For sellers and buyers alike, when entering into a short sale transaction, remember to be patient, work with a reliable Realtor, and be prompt and responsive to all requests for documents, information, and signatures.

FORECLOSURE

By definition, foreclosure is a process; it is neither an event nor a type of property. A foreclosure occurs when a homeowner no longer has rights to a property because he’s consistently failed to pay the mortgage in a timely fashion. Remember this point: most people we call homeowners are in reality borrowers who may become homeowners once the mortgage is paid-in-full.

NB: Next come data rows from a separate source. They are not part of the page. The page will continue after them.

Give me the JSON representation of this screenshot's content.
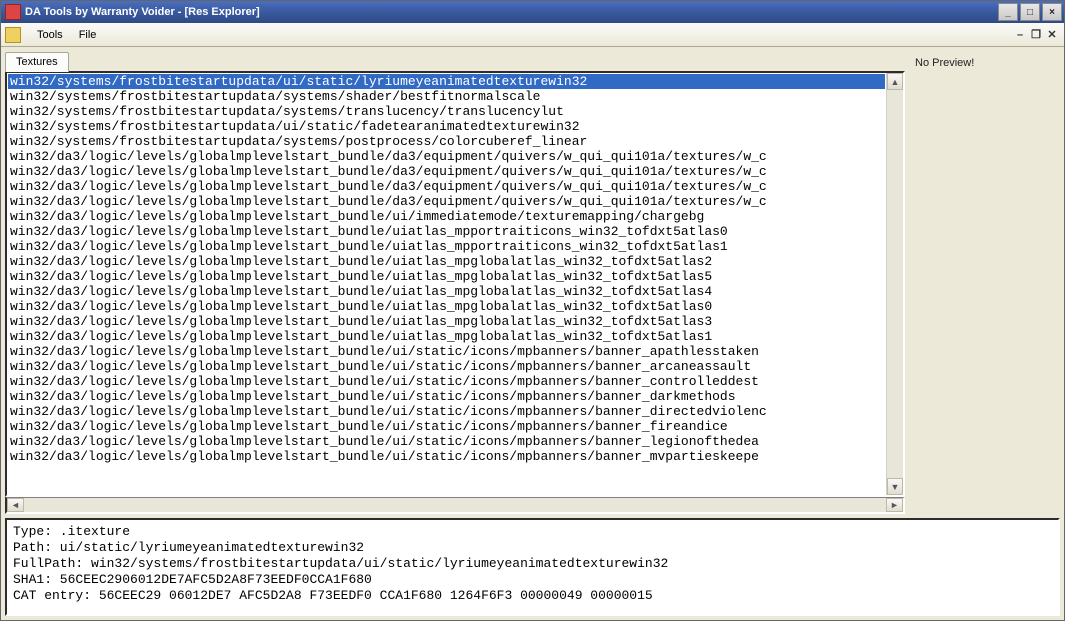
{
  "window": {
    "title": "DA Tools by Warranty Voider - [Res Explorer]"
  },
  "menubar": {
    "items": [
      "Tools",
      "File"
    ]
  },
  "tabs": {
    "active": "Textures"
  },
  "preview": {
    "text": "No Preview!"
  },
  "list": {
    "selectedIndex": 0,
    "items": [
      "win32/systems/frostbitestartupdata/ui/static/lyriumeyeanimatedtexturewin32",
      "win32/systems/frostbitestartupdata/systems/shader/bestfitnormalscale",
      "win32/systems/frostbitestartupdata/systems/translucency/translucencylut",
      "win32/systems/frostbitestartupdata/ui/static/fadetearanimatedtexturewin32",
      "win32/systems/frostbitestartupdata/systems/postprocess/colorcuberef_linear",
      "win32/da3/logic/levels/globalmplevelstart_bundle/da3/equipment/quivers/w_qui_qui101a/textures/w_c",
      "win32/da3/logic/levels/globalmplevelstart_bundle/da3/equipment/quivers/w_qui_qui101a/textures/w_c",
      "win32/da3/logic/levels/globalmplevelstart_bundle/da3/equipment/quivers/w_qui_qui101a/textures/w_c",
      "win32/da3/logic/levels/globalmplevelstart_bundle/da3/equipment/quivers/w_qui_qui101a/textures/w_c",
      "win32/da3/logic/levels/globalmplevelstart_bundle/ui/immediatemode/texturemapping/chargebg",
      "win32/da3/logic/levels/globalmplevelstart_bundle/uiatlas_mpportraiticons_win32_tofdxt5atlas0",
      "win32/da3/logic/levels/globalmplevelstart_bundle/uiatlas_mpportraiticons_win32_tofdxt5atlas1",
      "win32/da3/logic/levels/globalmplevelstart_bundle/uiatlas_mpglobalatlas_win32_tofdxt5atlas2",
      "win32/da3/logic/levels/globalmplevelstart_bundle/uiatlas_mpglobalatlas_win32_tofdxt5atlas5",
      "win32/da3/logic/levels/globalmplevelstart_bundle/uiatlas_mpglobalatlas_win32_tofdxt5atlas4",
      "win32/da3/logic/levels/globalmplevelstart_bundle/uiatlas_mpglobalatlas_win32_tofdxt5atlas0",
      "win32/da3/logic/levels/globalmplevelstart_bundle/uiatlas_mpglobalatlas_win32_tofdxt5atlas3",
      "win32/da3/logic/levels/globalmplevelstart_bundle/uiatlas_mpglobalatlas_win32_tofdxt5atlas1",
      "win32/da3/logic/levels/globalmplevelstart_bundle/ui/static/icons/mpbanners/banner_apathlesstaken",
      "win32/da3/logic/levels/globalmplevelstart_bundle/ui/static/icons/mpbanners/banner_arcaneassault",
      "win32/da3/logic/levels/globalmplevelstart_bundle/ui/static/icons/mpbanners/banner_controlleddest",
      "win32/da3/logic/levels/globalmplevelstart_bundle/ui/static/icons/mpbanners/banner_darkmethods",
      "win32/da3/logic/levels/globalmplevelstart_bundle/ui/static/icons/mpbanners/banner_directedviolenc",
      "win32/da3/logic/levels/globalmplevelstart_bundle/ui/static/icons/mpbanners/banner_fireandice",
      "win32/da3/logic/levels/globalmplevelstart_bundle/ui/static/icons/mpbanners/banner_legionofthedea",
      "win32/da3/logic/levels/globalmplevelstart_bundle/ui/static/icons/mpbanners/banner_mvpartieskeepe"
    ]
  },
  "details": {
    "type": "Type: .itexture",
    "path": "Path: ui/static/lyriumeyeanimatedtexturewin32",
    "fullpath": "FullPath: win32/systems/frostbitestartupdata/ui/static/lyriumeyeanimatedtexturewin32",
    "sha1": "SHA1: 56CEEC2906012DE7AFC5D2A8F73EEDF0CCA1F680",
    "cat": "CAT entry: 56CEEC29 06012DE7 AFC5D2A8 F73EEDF0 CCA1F680 1264F6F3 00000049 00000015"
  }
}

Therefore, a mortgage is simply a lien on a house which a borrower gets to live in and enjoy for 30 years while paying off the debt. Until that time, the house belongs to the bank. When a borrower doesn’t pay the mortgage, the bank comes to take it back and sell it in order to recover at least a portion of the debt that the borrower failed to pay.

The Foreclosure Process

Foreclosures can last for months or even years, but they all begin when a borrower stops paying the mortgage. Usually after the third month of missed payments, the bank must, by law, record public notice with the county and give official notice to the borrower of its intent to foreclose.

After receiving this official notice, a borrower enters a pre-foreclosure grace period and offered housing counseling, and the options of a loan modification, repayment plan, or a short sale.

If the borrower declines these options, the process continues, and a date for foreclosure auction is set by the bank. The date is recorded with the county and official notice is delivered to the borrower. Multiple public notices of the auction must be announced in the newspaper. If any of the newspaper announcements are omitted or late, the foreclosure process starts over from the beginning. Additionally, if at any point the borrower’s mortgage is sold to a different bank or servicer, the foreclosure process starts over from the beginning.

Auction of the property can take place at the courthouse, at the property, or even online. The borrower has what’s called the “right of redemption” which means he can, up to the last minute before it’s sold at auction, pay the outstanding debt in cash and redeem the property. Otherwise, the property is sold to the highest bidder who must pay the balance of the mortgage and all delinquent taxes — in cash.